Some angels, however, perform their job better than others. Most angels stay in the background when they perform their magic. At these moments we focus on the message and forget about the conveyance. Other angels get excited about their messaging abilities and make themselves seen. These are fallen angels that take pleasure in their earthly existence and create noise and special effects.
The angel Damiel in Wim Wenders' 1987 film Wings of Desire (originally released as Der Himmel über Berlin), decides to leave his angelic existence giving comfort to forlorn humans in the city of Berlin. He wants the simple enjoyments of life: to take a bath, to read a newspaper, or to get a shave from a barber. But mostly, Damiel has fallen in love with Marion, a lonely trapeze artist at the circus, and wants to be with her. Damiel's desire for earthly pleasure leads to his fall as an angel, shown in this clip as his entering a world full of color, pain, and substance.
This is one reason why the fallen angel is so powerful. Fallen Angels feel and thus makes transformations apparent. In some cases the source of the fall is a punishment (as with Yagharek), in some cases this change is a choice (as with the Damiel), but in many cases it remains a complicated mixture of desire and duty (as in David Bowie from The Man Who Fell to Earth). It is through our Fallen Angels that we, as earth bound entities, can sense the magic behind change and transformation.

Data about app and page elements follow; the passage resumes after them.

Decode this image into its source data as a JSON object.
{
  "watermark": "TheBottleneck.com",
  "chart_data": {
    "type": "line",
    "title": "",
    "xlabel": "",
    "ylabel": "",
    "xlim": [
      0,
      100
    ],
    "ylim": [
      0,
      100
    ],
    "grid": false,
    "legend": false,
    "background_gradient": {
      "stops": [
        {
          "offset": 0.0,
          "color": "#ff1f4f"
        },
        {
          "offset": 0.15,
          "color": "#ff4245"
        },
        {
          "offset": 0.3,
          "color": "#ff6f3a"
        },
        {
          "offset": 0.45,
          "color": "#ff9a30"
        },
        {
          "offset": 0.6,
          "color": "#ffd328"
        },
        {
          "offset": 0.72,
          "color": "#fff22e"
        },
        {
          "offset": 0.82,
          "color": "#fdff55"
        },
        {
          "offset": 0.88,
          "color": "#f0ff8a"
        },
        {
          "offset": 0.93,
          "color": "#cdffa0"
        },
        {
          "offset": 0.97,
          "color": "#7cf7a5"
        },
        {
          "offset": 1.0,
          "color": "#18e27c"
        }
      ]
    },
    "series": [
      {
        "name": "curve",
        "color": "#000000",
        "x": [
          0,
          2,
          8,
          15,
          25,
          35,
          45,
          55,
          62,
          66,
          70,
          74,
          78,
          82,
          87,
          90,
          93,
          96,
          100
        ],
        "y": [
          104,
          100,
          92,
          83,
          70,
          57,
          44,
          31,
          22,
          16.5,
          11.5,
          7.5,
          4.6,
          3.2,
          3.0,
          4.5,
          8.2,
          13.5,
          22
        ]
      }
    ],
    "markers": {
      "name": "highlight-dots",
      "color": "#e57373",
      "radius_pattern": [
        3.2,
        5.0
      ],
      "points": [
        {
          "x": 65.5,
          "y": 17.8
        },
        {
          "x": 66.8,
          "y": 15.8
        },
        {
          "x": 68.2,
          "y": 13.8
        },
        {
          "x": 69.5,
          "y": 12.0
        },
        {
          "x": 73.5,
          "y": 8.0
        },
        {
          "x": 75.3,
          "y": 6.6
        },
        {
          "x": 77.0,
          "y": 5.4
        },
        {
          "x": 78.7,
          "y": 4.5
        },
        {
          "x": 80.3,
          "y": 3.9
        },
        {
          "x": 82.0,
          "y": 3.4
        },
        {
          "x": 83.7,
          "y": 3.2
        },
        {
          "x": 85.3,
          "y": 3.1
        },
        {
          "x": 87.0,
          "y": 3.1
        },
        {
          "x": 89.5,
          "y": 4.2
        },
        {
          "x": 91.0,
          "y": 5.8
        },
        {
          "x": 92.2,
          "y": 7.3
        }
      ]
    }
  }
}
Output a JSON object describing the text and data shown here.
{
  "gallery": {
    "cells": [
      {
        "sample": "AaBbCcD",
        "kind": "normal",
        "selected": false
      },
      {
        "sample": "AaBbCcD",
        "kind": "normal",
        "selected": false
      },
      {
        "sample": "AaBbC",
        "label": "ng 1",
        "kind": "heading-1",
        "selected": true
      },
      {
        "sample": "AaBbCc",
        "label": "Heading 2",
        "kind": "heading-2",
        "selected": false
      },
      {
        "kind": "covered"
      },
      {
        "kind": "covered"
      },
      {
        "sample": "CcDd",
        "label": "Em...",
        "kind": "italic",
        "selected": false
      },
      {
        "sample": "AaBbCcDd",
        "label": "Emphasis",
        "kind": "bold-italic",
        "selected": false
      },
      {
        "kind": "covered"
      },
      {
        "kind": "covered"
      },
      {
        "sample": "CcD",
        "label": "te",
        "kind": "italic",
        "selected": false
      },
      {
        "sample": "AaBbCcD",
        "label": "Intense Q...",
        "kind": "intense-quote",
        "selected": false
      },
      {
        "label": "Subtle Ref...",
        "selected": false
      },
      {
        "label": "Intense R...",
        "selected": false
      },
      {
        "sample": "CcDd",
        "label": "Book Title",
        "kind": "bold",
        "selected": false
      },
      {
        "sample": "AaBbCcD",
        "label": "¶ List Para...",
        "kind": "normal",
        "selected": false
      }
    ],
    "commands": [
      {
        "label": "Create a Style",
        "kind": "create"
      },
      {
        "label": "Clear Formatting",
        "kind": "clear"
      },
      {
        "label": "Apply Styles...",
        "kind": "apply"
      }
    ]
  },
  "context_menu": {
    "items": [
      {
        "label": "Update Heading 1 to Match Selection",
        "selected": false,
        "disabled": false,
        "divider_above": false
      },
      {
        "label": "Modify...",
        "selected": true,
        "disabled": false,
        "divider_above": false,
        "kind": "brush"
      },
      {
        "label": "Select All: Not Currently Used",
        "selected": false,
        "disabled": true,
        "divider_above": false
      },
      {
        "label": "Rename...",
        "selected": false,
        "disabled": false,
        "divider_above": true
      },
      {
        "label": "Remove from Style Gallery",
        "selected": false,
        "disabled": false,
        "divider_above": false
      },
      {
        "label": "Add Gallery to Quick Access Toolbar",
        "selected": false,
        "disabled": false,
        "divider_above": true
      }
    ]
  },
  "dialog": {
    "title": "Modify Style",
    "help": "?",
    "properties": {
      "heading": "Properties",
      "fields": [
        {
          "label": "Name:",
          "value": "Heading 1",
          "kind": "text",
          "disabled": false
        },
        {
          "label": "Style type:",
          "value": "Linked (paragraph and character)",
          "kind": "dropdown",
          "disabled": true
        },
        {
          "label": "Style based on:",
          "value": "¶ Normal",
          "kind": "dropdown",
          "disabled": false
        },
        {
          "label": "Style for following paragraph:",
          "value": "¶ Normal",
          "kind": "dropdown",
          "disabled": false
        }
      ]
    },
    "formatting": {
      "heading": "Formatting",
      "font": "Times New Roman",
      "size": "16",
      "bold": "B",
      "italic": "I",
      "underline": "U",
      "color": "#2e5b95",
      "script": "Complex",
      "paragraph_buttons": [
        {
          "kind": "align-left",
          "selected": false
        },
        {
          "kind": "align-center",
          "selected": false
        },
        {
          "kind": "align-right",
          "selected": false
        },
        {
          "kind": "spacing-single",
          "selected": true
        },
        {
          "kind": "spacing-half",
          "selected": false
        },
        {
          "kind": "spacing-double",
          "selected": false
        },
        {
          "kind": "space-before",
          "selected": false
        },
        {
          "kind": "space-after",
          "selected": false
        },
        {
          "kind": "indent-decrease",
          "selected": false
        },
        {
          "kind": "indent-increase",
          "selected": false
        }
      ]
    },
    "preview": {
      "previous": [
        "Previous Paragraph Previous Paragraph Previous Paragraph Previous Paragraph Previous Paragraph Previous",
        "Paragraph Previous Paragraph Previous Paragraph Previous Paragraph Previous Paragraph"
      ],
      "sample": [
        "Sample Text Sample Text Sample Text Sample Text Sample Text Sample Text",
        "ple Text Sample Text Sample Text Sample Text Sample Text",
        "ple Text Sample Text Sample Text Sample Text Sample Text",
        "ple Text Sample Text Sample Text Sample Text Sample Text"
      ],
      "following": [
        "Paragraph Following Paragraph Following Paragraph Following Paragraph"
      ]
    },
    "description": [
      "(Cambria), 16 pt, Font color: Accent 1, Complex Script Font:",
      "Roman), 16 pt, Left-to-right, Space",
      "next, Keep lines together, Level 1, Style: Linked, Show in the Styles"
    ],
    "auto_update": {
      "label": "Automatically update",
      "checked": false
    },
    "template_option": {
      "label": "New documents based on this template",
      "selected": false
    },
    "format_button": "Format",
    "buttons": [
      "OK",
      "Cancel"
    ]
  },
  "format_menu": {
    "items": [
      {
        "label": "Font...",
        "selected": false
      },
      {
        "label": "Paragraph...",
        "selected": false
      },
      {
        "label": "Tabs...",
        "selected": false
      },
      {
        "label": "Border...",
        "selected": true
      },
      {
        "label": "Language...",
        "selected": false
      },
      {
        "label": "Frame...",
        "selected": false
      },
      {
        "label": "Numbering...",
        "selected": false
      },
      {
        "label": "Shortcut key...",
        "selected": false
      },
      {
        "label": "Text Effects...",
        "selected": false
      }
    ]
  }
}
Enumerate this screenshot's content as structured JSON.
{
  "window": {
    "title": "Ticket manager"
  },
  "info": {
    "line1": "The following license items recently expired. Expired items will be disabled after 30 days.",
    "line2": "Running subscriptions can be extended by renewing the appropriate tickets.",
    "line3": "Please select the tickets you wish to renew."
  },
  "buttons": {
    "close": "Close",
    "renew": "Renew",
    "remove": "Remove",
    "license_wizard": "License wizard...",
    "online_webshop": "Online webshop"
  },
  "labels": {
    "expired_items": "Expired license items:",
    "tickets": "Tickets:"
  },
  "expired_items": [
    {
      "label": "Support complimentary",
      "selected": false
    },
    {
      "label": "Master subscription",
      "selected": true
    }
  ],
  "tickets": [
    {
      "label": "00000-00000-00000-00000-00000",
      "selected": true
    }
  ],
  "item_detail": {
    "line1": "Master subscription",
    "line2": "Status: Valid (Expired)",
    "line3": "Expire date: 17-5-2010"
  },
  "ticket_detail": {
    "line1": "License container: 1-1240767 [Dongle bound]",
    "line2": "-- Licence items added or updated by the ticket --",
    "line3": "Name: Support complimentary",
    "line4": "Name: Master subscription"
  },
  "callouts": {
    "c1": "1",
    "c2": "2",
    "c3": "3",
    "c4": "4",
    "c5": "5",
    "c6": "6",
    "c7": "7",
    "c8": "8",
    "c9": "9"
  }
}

Maybe this is one reason why we keep telling stories about those who have lost their wings. We need to be reminded that angels do exist and that the power to move between earth and sky is primarily felt and beyond categorization (is it good or bad? light or dark?). Through our desires, we can sense the very fabric of that which connects you and me, message and conveyance, heaven and earth. The fallen angel reminds us that in losing our wings, we traverse a pathway of potentials of all types of transformations, and that we were never, ever, only a single thing.